Thursday, November 09, 2017

Naturist dining, the French way

(Photo courtesy of tweeter anpnaturiste75 as shown at Taiwan's Apple Daily website)

Eating in the nude  might still sound strange or even dangerous - due to the risk of hot substances like soup and coffee spilling - but is making inroads into the culinary scene.
Of course, any naturist has eaten naked before - at home or at naturist resorts. When I visited a Croatian resort about a decade ago, my biggest surprise was that you could actually not be naked in their restaurant, but luckily they had a beach bar and a pool bar where that was not a problem, and it shouldn't be anywhere.
The new trend is that nude or naturist dining is expanding outside the relative isolation of the naturist resort into the "mainstream" - unfortunately still textile - world. After an experiment with the Bunyadi in London earlier this year, we now have a full-time naturist restaurant - the O'Naturel in Paris.
The media reports, which you will find easily if you search online, all mention the somewhat temporary appearance of a naturist park near Paris, a phenomenon which has been more than temporary in nearby Germany.
O'Naturel works only with reservations, is only open for dinner from 7:30 to 11 each evening, and closes on Sundays and Mondays.
Due to the nature of our society, the privacy of the customers has to be guaranteed by heavy curtains outside, while inside there are seats for 40 guests.
As a naturist myself, I am more concerned about the quality and pricing of the food.

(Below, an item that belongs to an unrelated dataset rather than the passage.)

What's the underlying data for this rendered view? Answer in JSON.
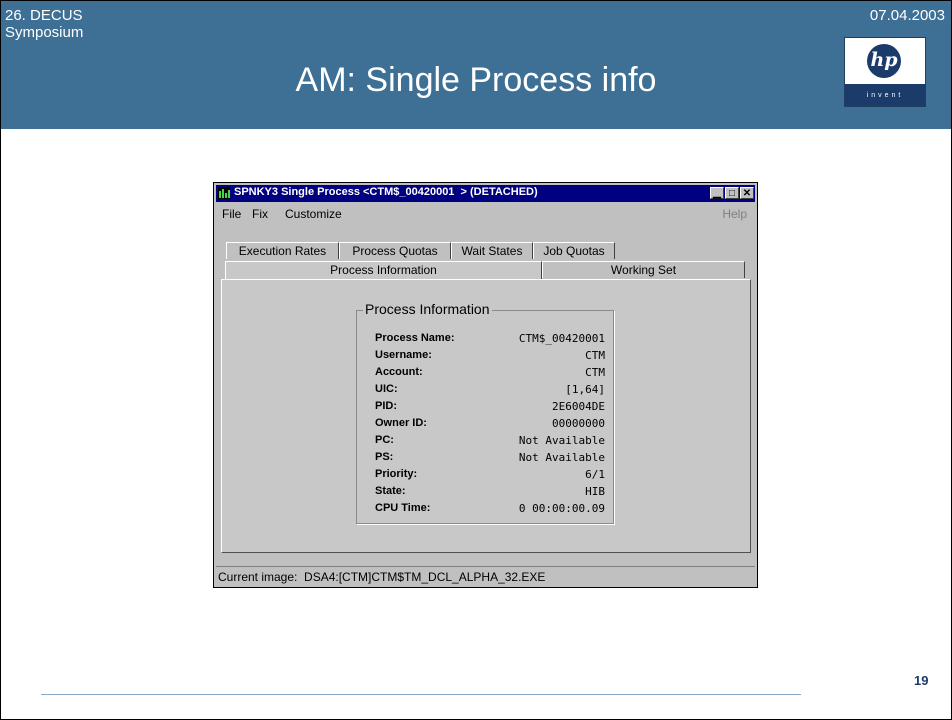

According to media reports, prices for a dish start at 32 euro.
Every attempt to bring more acceptance for naturism in society at large, whether by opening a new resort such as the Phuan Naturist Village from my previous post, or launching a naturist restaurant, is a worthwhile endeavor that deserves our support.
While our ideal that non-sexual social nudity becomes completely acceptable, and that we therefore can walk around and dine or brunch naked whenever and wherever the weather allows, might still be far away, a venture like the naturist restaurant brings it one step closer.
The restaurant's website is and of course, they also have a Facebook page.
You can find the Chinese-language Apple Daily Taiwan report at

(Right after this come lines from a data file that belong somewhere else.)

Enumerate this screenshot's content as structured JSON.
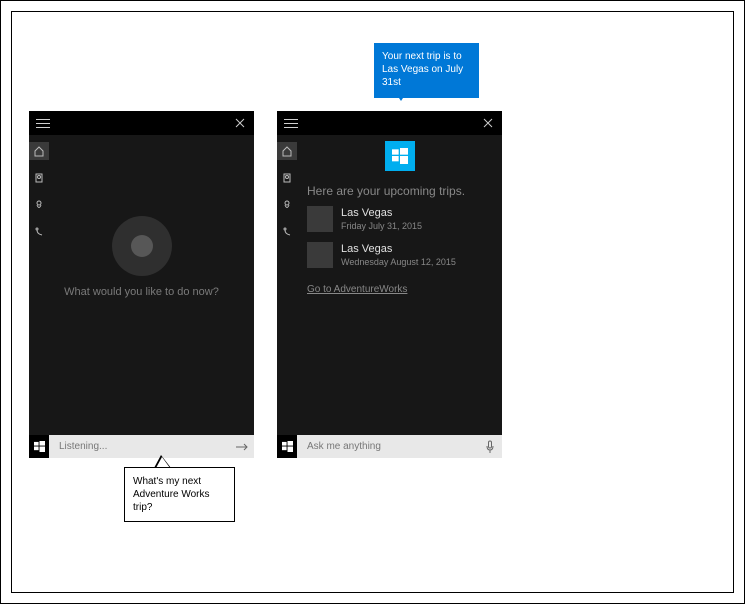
{
  "callout_blue": "Your next trip is to Las Vegas on July 31st",
  "callout_white": "What's my next Adventure Works trip?",
  "left_panel": {
    "prompt": "What would you like to do now?",
    "input_placeholder": "Listening..."
  },
  "right_panel": {
    "heading": "Here are your upcoming trips.",
    "trips": [
      {
        "destination": "Las Vegas",
        "date": "Friday July 31, 2015"
      },
      {
        "destination": "Las Vegas",
        "date": "Wednesday August 12, 2015"
      }
    ],
    "app_link": "Go to AdventureWorks",
    "input_placeholder": "Ask me anything"
  }
}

Tuesday, November 07, 2017

Thailand's latest naturist village: Phuan

Thailand has taken yet another step forward to cement its position as the leading destination for naturists in Asia.
This month, the Phuan Naturist Village opens its doors to guests in Sattahip, the next town on the coast about 20 km south from Pattaya, which itself is a mere one-and-a-half-hour bus ride from Bangkok and from its international airport, Suvarnabhumi.
Of course, Pattaya itself already has a naturist hotel, the Chan Resort, in an alley or "soi" off busy Thappraya Road, the street which links Pattaya to the Jomtien area to the south.
While the Chan Resort is a hotel building with swimming pool within reach of public transportation and the lively city, Phuan Naturist Village is more of a resort with 5 bungalows, 4 villas and a swimming pool with waterfall set in the countryside.
The website also says there is a game room, a fitness room, karaoke and sauna, and the pool is 7 by 17 meters large.
According to a story on a Dutch naturist website (, the village was founded by four sisters, who chose the name 'Phuan,' which means friend in Thai. Nevertheless, the website itself says it was one young Thai woman who was 'converted' to naturism, talked to her friends about it, and persuaded them to open a naturist resort together.
Anyway, we wish them all the luck.
It's great for Thailand to be able to lead the way on naturism in the region, with a vibrant naturist association and already several naturist resorts spread out over the country from north to south. The country has become an example for the establishment and expansion of naturism in a country which on the surface, looks like it might not welcome the practice.